The Right To Privacy In America Today Depends On Whether You Helped Confirm Election Fraud Or Not

Written By BlabberBuzz | Wednesday, 13 January 2021 05:45

A judge in Michigan ordered Monday that the state can publish the names of an election investigation team that conducted a forensic audit on voting machines and software last year.

Circuit Judge Kevin Elsenheimer listened to arguments by Matthew DePerno, representing plaintiff William Bailey, and state lawyers before establishing the ruling.

DePerno entered a proposal last month urging Elsenheimer to keep the names secret, explaining they fear for their well being.

“Plaintiff and the forensic team fear that disclosing the names and personal information (such as resume, curriculum vitae, address, and employer) will be detrimental to the forensic investigators,” DePerno wrote in the motion.

Though, throughout the hearing, Assistant Attorney General Erik Grill said DePerno “deliberately requested to make that report a matter of national interest."

“Now he wants to protect the identity of the people responsible for making that report. I don’t understand the argument and I don’t think there’s any legal basis for it,” Grill announced. “Who these people are and their professional credentials is super important to making an evaluation of the credibility of the report.”

Elsenheimer followed with the defense, stating, “As for the release of the witnesses by name and their identifying business associations, the court believes that is, frankly, part of the process.”

While the names will be published, the judge stated that personal information including phone numbers will not be released.

A team appointed by DePerno conducted a forensic audit in Antrim County in December 2020. They announced they found Dominion Voting Systems’ voting system “is intentionally and purposefully designed with inherent errors to create systemic fraud and influence election results” and that the results in the county should not have been confirmed. The only name of a team member published so far is that of Russell Ramsland Jr., co-founder of Allied Security Operations Group.

Dominion and state officials have questioned the report, claiming it twisted some features of the voting system and included falsehoods about others.

“The claims made in the report are technologically impossible. Dominion machines did not—and could not have—’switched’ or enabled the ‘switching’ of any votes. A hand count of the paper ballots as well as a review by any independent, federally accredited Voting System Test Laboratory (VSTL) will confirm this fact,” Dominion, whose products are used by 28 states, said in a statement.

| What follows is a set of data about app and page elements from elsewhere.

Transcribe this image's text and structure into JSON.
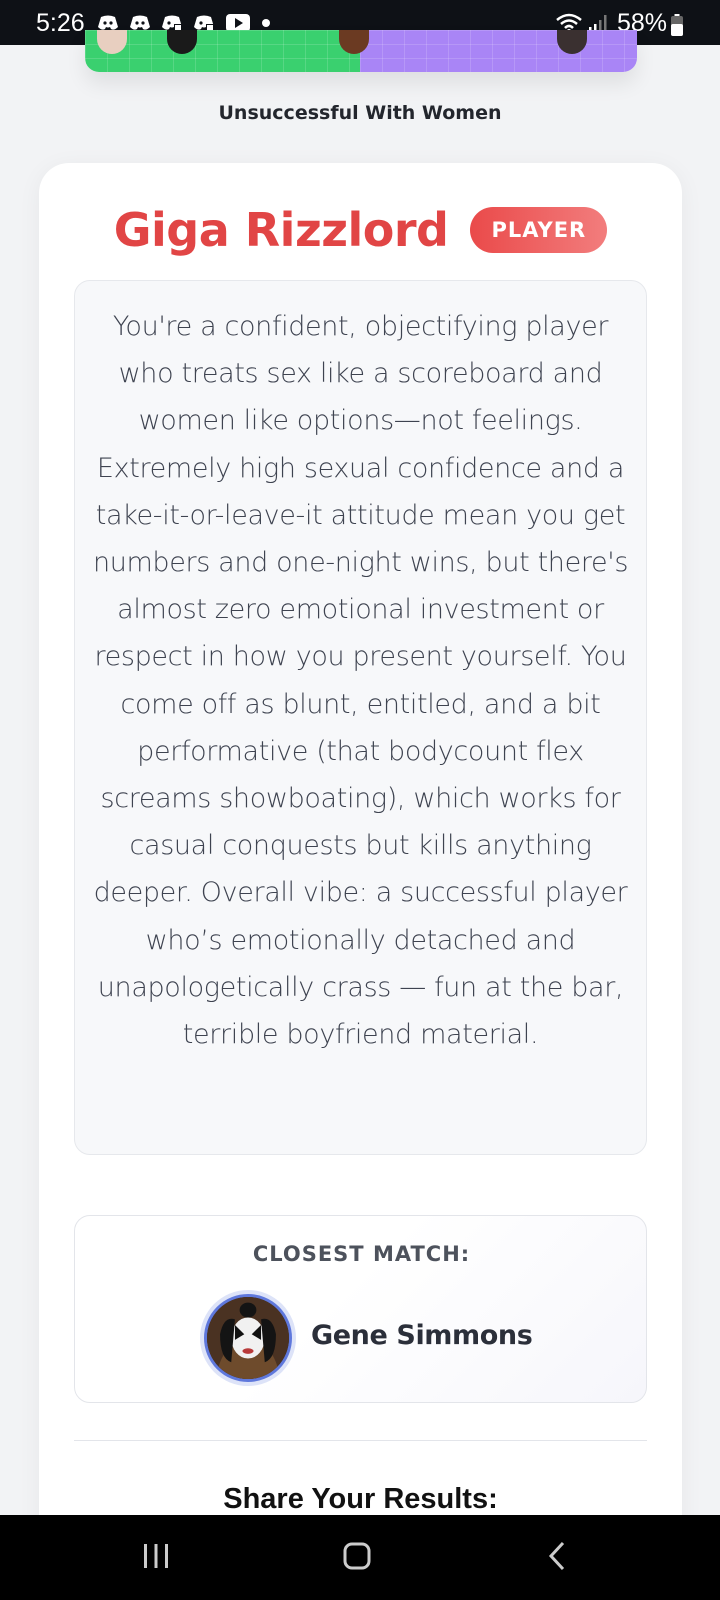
{
  "status_bar": {
    "time": "5:26",
    "battery": "58%",
    "notification_icons": [
      "discord-icon",
      "discord-icon",
      "discord-alt-icon",
      "discord-alt-icon",
      "youtube-icon"
    ]
  },
  "banner": {
    "caption": "Unsuccessful With Women"
  },
  "result": {
    "title": "Giga Rizzlord",
    "badge": "PLAYER",
    "description": "You're a confident, objectifying player who treats sex like a scoreboard and women like options—not feelings. Extremely high sexual confidence and a take-it-or-leave-it attitude mean you get numbers and one-night wins, but there's almost zero emotional investment or respect in how you present yourself. You come off as blunt, entitled, and a bit performative (that bodycount flex screams showboating), which works for casual conquests but kills anything deeper. Overall vibe: a successful player who’s emotionally detached and unapologetically crass — fun at the bar, terrible boyfriend material."
  },
  "closest_match": {
    "label": "CLOSEST MATCH:",
    "name": "Gene Simmons"
  },
  "share": {
    "title": "Share Your Results:"
  },
  "colors": {
    "accent_red": "#e14545",
    "banner_green": "#3ad06f",
    "banner_purple": "#a985f6",
    "avatar_ring": "#5f78dc"
  }
}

Michigan Attorney General Dana Nessel, a Democrat, explained Monday that the state is drafting an order relating to the exposure of names “and we fully expect plaintiff and his counsel to be forthcoming with those names.”

Antrim County, which is reliably Republican, has been in the national spotlight because its initial results on election night showed President-elect Joe Biden, a Democrat, ahead of Trump by 3,200 votes. Election officials later announced that due to a technical problem in the voting system it turned out that Trump was ahead by about 3,700 votes.